[Start of Attachment]

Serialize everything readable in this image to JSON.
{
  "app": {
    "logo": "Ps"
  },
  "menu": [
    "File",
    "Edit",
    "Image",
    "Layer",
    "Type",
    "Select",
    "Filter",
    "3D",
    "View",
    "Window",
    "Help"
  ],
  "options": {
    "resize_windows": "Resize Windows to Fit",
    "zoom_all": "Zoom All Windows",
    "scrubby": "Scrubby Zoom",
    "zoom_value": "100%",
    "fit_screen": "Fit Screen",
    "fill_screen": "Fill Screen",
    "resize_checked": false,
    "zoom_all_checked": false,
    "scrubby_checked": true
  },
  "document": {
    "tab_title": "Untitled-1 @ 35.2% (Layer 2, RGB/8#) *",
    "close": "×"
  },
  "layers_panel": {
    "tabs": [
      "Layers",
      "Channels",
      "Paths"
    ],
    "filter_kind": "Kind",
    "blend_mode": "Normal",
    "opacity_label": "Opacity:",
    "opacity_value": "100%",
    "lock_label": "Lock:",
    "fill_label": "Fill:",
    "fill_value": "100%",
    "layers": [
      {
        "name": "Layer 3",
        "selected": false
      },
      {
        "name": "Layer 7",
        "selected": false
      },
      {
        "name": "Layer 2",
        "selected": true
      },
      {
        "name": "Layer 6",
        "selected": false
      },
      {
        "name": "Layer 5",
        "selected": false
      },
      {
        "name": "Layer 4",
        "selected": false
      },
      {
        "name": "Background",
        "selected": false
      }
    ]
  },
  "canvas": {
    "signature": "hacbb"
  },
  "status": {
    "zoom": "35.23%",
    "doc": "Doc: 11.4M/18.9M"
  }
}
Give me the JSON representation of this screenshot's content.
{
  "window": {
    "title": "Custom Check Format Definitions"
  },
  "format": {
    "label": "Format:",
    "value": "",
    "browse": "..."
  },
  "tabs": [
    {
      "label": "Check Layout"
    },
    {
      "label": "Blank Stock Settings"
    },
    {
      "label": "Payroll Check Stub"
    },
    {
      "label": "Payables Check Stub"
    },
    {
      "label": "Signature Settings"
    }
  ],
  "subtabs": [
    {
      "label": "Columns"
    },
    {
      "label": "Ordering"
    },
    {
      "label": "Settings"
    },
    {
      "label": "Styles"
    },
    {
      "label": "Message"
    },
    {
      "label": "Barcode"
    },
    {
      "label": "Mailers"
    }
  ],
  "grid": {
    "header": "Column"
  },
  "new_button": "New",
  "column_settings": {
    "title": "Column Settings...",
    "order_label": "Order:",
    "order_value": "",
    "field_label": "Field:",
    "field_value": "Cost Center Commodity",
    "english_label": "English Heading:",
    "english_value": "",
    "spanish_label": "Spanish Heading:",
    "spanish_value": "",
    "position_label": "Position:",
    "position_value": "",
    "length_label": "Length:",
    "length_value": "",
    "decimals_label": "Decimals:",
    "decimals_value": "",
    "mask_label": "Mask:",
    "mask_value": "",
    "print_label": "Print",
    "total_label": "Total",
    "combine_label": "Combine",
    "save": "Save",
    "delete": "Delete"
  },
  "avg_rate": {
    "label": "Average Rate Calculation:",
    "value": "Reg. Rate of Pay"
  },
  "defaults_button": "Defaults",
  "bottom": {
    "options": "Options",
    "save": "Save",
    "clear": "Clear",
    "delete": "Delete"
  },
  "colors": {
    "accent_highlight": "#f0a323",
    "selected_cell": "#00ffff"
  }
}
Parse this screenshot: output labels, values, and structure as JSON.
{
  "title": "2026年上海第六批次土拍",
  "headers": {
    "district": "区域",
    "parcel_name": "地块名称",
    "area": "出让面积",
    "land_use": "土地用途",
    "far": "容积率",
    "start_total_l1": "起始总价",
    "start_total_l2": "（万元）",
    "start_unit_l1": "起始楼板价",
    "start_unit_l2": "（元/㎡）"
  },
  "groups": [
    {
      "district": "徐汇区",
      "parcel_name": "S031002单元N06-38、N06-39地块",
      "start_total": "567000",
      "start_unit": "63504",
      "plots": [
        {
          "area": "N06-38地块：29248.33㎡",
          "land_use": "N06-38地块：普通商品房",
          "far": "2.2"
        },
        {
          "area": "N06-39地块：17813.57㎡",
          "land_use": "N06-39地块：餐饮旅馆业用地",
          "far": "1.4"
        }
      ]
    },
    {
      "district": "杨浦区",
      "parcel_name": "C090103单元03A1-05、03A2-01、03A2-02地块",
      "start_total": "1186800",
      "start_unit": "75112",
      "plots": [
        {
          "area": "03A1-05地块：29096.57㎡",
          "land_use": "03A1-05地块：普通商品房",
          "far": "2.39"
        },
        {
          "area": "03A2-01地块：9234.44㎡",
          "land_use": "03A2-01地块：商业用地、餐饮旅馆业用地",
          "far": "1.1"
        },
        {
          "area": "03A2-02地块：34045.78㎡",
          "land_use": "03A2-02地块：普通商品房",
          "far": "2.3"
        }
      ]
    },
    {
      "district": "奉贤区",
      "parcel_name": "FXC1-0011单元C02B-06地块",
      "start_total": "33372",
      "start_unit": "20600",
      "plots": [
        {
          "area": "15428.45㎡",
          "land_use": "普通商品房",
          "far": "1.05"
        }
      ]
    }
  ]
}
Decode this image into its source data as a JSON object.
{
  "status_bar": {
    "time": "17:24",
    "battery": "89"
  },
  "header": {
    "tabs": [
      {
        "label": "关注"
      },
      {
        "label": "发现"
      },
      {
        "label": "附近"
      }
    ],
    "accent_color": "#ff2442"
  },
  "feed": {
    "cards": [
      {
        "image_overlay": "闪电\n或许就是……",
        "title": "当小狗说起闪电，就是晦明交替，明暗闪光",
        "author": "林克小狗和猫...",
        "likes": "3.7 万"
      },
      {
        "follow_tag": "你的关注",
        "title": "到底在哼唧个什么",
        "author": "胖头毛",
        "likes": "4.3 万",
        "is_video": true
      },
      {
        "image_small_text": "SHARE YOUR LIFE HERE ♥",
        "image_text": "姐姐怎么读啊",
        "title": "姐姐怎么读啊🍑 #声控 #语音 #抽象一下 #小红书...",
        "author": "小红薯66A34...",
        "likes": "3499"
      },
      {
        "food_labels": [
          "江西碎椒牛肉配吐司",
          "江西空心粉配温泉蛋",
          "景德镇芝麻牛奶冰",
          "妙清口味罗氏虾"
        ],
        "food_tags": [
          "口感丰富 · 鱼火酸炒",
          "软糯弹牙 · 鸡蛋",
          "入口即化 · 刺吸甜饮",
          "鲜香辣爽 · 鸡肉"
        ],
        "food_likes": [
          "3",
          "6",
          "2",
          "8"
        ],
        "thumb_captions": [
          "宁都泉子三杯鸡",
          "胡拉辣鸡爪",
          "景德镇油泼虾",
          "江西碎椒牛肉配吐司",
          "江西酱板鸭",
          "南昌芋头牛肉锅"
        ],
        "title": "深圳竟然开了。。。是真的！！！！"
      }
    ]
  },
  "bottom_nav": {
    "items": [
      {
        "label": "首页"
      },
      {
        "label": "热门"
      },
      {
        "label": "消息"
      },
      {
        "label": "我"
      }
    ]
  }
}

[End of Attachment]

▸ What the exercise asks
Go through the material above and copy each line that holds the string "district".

▸ Reply
    "district": "区域",
      "district": "徐汇区",
      "district": "杨浦区",
      "district": "奉贤区",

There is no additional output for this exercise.